- **Entries supplied**:
┌──

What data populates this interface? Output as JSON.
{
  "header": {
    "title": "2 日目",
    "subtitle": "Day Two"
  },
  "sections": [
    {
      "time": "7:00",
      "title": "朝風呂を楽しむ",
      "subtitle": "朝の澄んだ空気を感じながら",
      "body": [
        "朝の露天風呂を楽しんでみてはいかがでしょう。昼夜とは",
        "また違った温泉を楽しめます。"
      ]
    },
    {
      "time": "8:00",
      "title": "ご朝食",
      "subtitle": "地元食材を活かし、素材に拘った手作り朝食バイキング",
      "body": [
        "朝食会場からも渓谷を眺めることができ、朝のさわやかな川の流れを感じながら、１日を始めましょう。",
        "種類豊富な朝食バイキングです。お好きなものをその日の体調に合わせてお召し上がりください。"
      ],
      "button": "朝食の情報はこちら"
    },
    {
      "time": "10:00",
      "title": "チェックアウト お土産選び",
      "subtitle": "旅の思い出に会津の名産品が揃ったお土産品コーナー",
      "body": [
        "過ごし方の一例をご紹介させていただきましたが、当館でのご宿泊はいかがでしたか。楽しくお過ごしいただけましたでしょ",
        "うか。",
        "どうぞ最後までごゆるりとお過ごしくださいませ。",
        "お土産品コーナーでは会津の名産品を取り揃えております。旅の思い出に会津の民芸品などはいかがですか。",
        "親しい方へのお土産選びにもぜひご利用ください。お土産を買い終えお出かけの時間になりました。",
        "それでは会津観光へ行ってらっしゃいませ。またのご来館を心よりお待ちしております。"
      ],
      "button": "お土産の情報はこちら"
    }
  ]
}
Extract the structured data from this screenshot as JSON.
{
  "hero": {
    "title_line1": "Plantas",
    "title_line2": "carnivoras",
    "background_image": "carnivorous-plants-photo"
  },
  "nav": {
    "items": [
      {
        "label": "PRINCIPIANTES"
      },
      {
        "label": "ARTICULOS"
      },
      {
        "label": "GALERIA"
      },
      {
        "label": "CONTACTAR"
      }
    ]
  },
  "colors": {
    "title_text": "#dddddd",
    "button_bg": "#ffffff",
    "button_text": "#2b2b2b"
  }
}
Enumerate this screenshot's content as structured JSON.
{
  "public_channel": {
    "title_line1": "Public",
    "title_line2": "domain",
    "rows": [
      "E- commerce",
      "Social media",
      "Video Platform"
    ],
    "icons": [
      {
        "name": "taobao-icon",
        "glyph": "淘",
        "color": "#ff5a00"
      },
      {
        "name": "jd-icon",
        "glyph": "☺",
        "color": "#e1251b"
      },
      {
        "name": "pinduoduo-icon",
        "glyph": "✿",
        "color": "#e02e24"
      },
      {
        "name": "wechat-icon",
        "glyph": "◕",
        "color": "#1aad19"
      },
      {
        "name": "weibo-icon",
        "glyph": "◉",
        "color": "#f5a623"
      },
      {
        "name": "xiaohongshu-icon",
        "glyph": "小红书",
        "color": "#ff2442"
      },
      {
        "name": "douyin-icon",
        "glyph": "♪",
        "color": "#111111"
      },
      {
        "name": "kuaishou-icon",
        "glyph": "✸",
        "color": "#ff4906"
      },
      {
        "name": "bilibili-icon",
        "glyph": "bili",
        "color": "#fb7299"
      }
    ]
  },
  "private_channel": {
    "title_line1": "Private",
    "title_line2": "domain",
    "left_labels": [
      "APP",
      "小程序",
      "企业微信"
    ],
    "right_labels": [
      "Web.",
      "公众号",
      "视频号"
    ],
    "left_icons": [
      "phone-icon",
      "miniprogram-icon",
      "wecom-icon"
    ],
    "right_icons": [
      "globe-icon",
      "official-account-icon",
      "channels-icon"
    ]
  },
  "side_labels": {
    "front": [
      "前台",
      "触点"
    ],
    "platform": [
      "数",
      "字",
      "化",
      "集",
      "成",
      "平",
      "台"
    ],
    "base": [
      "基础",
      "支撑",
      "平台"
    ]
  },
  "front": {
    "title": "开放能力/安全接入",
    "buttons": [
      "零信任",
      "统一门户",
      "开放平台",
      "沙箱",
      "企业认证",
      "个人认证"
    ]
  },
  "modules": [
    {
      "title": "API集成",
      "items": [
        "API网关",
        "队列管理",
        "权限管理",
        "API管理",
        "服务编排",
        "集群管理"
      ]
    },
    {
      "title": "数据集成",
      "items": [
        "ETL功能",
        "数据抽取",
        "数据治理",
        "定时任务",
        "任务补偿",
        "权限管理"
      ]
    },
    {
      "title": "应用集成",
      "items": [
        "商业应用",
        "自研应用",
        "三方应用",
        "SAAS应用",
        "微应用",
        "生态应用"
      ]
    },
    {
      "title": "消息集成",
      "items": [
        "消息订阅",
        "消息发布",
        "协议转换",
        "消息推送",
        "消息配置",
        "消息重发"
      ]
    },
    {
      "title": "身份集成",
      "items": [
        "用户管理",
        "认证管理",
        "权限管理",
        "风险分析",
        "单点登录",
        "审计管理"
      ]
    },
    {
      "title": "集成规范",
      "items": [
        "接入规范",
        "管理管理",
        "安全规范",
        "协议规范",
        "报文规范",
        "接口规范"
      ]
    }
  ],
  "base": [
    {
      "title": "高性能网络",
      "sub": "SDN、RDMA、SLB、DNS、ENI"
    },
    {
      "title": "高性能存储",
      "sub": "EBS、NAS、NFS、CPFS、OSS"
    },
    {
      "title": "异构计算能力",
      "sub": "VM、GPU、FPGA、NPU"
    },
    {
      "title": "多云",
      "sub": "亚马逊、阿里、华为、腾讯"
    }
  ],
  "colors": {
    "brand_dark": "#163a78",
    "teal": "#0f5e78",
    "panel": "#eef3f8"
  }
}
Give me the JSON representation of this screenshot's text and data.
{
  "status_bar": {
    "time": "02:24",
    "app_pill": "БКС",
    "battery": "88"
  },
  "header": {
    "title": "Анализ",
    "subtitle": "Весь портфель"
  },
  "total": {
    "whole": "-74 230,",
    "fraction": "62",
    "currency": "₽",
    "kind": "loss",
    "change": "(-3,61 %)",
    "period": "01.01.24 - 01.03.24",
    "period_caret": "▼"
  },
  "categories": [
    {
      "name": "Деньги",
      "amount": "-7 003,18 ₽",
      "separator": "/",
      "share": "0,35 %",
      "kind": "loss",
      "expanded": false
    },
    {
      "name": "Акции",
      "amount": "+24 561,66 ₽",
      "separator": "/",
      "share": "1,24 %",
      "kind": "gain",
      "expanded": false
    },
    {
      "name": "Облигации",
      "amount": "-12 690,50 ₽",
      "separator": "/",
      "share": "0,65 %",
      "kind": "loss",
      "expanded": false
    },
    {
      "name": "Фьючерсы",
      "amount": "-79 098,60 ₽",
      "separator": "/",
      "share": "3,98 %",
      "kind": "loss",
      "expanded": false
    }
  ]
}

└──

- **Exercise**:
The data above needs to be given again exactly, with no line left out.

- **Output**:
What data populates this interface? Output as JSON.
{
  "header": {
    "title": "2 日目",
    "subtitle": "Day Two"
  },
  "sections": [
    {
      "time": "7:00",
      "title": "朝風呂を楽しむ",
      "subtitle": "朝の澄んだ空気を感じながら",
      "body": [
        "朝の露天風呂を楽しんでみてはいかがでしょう。昼夜とは",
        "また違った温泉を楽しめます。"
      ]
    },
    {
      "time": "8:00",
      "title": "ご朝食",
      "subtitle": "地元食材を活かし、素材に拘った手作り朝食バイキング",
      "body": [
        "朝食会場からも渓谷を眺めることができ、朝のさわやかな川の流れを感じながら、１日を始めましょう。",
        "種類豊富な朝食バイキングです。お好きなものをその日の体調に合わせてお召し上がりください。"
      ],
      "button": "朝食の情報はこちら"
    },
    {
      "time": "10:00",
      "title": "チェックアウト お土産選び",
      "subtitle": "旅の思い出に会津の名産品が揃ったお土産品コーナー",
      "body": [
        "過ごし方の一例をご紹介させていただきましたが、当館でのご宿泊はいかがでしたか。楽しくお過ごしいただけましたでしょ",
        "うか。",
        "どうぞ最後までごゆるりとお過ごしくださいませ。",
        "お土産品コーナーでは会津の名産品を取り揃えております。旅の思い出に会津の民芸品などはいかがですか。",
        "親しい方へのお土産選びにもぜひご利用ください。お土産を買い終えお出かけの時間になりました。",
        "それでは会津観光へ行ってらっしゃいませ。またのご来館を心よりお待ちしております。"
      ],
      "button": "お土産の情報はこちら"
    }
  ]
}
Extract the structured data from this screenshot as JSON.
{
  "hero": {
    "title_line1": "Plantas",
    "title_line2": "carnivoras",
    "background_image": "carnivorous-plants-photo"
  },
  "nav": {
    "items": [
      {
        "label": "PRINCIPIANTES"
      },
      {
        "label": "ARTICULOS"
      },
      {
        "label": "GALERIA"
      },
      {
        "label": "CONTACTAR"
      }
    ]
  },
  "colors": {
    "title_text": "#dddddd",
    "button_bg": "#ffffff",
    "button_text": "#2b2b2b"
  }
}
Enumerate this screenshot's content as structured JSON.
{
  "public_channel": {
    "title_line1": "Public",
    "title_line2": "domain",
    "rows": [
      "E- commerce",
      "Social media",
      "Video Platform"
    ],
    "icons": [
      {
        "name": "taobao-icon",
        "glyph": "淘",
        "color": "#ff5a00"
      },
      {
        "name": "jd-icon",
        "glyph": "☺",
        "color": "#e1251b"
      },
      {
        "name": "pinduoduo-icon",
        "glyph": "✿",
        "color": "#e02e24"
      },
      {
        "name": "wechat-icon",
        "glyph": "◕",
        "color": "#1aad19"
      },
      {
        "name": "weibo-icon",
        "glyph": "◉",
        "color": "#f5a623"
      },
      {
        "name": "xiaohongshu-icon",
        "glyph": "小红书",
        "color": "#ff2442"
      },
      {
        "name": "douyin-icon",
        "glyph": "♪",
        "color": "#111111"
      },
      {
        "name": "kuaishou-icon",
        "glyph": "✸",
        "color": "#ff4906"
      },
      {
        "name": "bilibili-icon",
        "glyph": "bili",
        "color": "#fb7299"
      }
    ]
  },
  "private_channel": {
    "title_line1": "Private",
    "title_line2": "domain",
    "left_labels": [
      "APP",
      "小程序",
      "企业微信"
    ],
    "right_labels": [
      "Web.",
      "公众号",
      "视频号"
    ],
    "left_icons": [
      "phone-icon",
      "miniprogram-icon",
      "wecom-icon"
    ],
    "right_icons": [
      "globe-icon",
      "official-account-icon",
      "channels-icon"
    ]
  },
  "side_labels": {
    "front": [
      "前台",
      "触点"
    ],
    "platform": [
      "数",
      "字",
      "化",
      "集",
      "成",
      "平",
      "台"
    ],
    "base": [
      "基础",
      "支撑",
      "平台"
    ]
  },
  "front": {
    "title": "开放能力/安全接入",
    "buttons": [
      "零信任",
      "统一门户",
      "开放平台",
      "沙箱",
      "企业认证",
      "个人认证"
    ]
  },
  "modules": [
    {
      "title": "API集成",
      "items": [
        "API网关",
        "队列管理",
        "权限管理",
        "API管理",
        "服务编排",
        "集群管理"
      ]
    },
    {
      "title": "数据集成",
      "items": [
        "ETL功能",
        "数据抽取",
        "数据治理",
        "定时任务",
        "任务补偿",
        "权限管理"
      ]
    },
    {
      "title": "应用集成",
      "items": [
        "商业应用",
        "自研应用",
        "三方应用",
        "SAAS应用",
        "微应用",
        "生态应用"
      ]
    },
    {
      "title": "消息集成",
      "items": [
        "消息订阅",
        "消息发布",
        "协议转换",
        "消息推送",
        "消息配置",
        "消息重发"
      ]
    },
    {
      "title": "身份集成",
      "items": [
        "用户管理",
        "认证管理",
        "权限管理",
        "风险分析",
        "单点登录",
        "审计管理"
      ]
    },
    {
      "title": "集成规范",
      "items": [
        "接入规范",
        "管理管理",
        "安全规范",
        "协议规范",
        "报文规范",
        "接口规范"
      ]
    }
  ],
  "base": [
    {
      "title": "高性能网络",
      "sub": "SDN、RDMA、SLB、DNS、ENI"
    },
    {
      "title": "高性能存储",
      "sub": "EBS、NAS、NFS、CPFS、OSS"
    },
    {
      "title": "异构计算能力",
      "sub": "VM、GPU、FPGA、NPU"
    },
    {
      "title": "多云",
      "sub": "亚马逊、阿里、华为、腾讯"
    }
  ],
  "colors": {
    "brand_dark": "#163a78",
    "teal": "#0f5e78",
    "panel": "#eef3f8"
  }
}
Give me the JSON representation of this screenshot's text and data.
{
  "status_bar": {
    "time": "02:24",
    "app_pill": "БКС",
    "battery": "88"
  },
  "header": {
    "title": "Анализ",
    "subtitle": "Весь портфель"
  },
  "total": {
    "whole": "-74 230,",
    "fraction": "62",
    "currency": "₽",
    "kind": "loss",
    "change": "(-3,61 %)",
    "period": "01.01.24 - 01.03.24",
    "period_caret": "▼"
  },
  "categories": [
    {
      "name": "Деньги",
      "amount": "-7 003,18 ₽",
      "separator": "/",
      "share": "0,35 %",
      "kind": "loss",
      "expanded": false
    },
    {
      "name": "Акции",
      "amount": "+24 561,66 ₽",
      "separator": "/",
      "share": "1,24 %",
      "kind": "gain",
      "expanded": false
    },
    {
      "name": "Облигации",
      "amount": "-12 690,50 ₽",
      "separator": "/",
      "share": "0,65 %",
      "kind": "loss",
      "expanded": false
    },
    {
      "name": "Фьючерсы",
      "amount": "-79 098,60 ₽",
      "separator": "/",
      "share": "3,98 %",
      "kind": "loss",
      "expanded": false
    }
  ]
}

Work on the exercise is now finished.